## PROBLEM DESCRIPTION
Go through the entries below. Copy each line in which "wallet" appears.

## LISTED ENTRIES
+ + + + + + +

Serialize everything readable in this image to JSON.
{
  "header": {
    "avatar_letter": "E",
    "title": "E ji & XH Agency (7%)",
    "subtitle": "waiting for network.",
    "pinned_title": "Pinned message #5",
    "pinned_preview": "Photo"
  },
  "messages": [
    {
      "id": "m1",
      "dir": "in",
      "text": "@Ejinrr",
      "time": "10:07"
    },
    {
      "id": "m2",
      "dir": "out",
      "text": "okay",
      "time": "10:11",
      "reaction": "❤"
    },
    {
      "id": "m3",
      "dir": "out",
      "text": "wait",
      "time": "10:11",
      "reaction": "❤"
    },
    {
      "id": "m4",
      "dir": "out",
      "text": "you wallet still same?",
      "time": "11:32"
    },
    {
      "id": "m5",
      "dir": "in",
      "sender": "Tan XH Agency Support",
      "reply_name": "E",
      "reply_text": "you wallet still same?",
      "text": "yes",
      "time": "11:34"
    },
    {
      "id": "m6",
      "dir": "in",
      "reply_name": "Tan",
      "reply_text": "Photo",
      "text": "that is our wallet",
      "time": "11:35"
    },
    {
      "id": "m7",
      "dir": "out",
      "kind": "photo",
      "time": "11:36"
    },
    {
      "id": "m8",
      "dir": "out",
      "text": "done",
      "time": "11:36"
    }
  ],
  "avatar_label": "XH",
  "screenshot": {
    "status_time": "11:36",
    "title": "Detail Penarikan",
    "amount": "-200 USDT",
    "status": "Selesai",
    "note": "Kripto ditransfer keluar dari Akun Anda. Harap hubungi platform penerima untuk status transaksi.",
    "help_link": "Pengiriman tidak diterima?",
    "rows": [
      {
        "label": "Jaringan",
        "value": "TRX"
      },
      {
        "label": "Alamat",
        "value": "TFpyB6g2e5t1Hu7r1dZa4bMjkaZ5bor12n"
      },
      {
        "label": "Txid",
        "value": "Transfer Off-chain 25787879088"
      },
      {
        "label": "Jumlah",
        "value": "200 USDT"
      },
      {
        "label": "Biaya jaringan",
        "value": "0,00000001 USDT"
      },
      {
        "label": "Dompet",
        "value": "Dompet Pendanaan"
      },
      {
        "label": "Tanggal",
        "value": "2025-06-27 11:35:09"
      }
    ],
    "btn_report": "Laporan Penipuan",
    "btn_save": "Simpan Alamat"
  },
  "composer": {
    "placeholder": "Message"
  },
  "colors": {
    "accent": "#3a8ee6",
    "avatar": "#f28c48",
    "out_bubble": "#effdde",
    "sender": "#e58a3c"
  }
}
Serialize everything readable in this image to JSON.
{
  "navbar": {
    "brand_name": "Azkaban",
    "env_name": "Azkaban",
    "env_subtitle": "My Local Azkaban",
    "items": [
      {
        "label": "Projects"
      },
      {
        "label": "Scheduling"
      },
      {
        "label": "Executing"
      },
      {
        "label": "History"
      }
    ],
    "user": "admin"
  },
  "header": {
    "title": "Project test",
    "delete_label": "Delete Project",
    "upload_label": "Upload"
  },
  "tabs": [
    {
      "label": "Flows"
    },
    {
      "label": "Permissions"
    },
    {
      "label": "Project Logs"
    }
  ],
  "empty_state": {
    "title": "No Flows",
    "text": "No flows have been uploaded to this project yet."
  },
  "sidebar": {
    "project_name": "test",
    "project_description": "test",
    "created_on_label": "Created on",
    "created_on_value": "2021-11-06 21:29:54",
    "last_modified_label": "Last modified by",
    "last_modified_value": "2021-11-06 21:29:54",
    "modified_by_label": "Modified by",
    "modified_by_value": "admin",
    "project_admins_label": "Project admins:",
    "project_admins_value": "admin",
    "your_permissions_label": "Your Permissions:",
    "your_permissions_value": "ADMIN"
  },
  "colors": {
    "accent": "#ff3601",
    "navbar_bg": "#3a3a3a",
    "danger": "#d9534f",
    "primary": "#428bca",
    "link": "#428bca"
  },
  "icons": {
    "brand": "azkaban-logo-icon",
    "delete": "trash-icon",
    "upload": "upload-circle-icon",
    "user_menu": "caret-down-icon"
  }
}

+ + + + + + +

## COMPLETED EXERCISE
      "text": "you wallet still same?",
      "reply_text": "you wallet still same?",
      "text": "that is our wallet",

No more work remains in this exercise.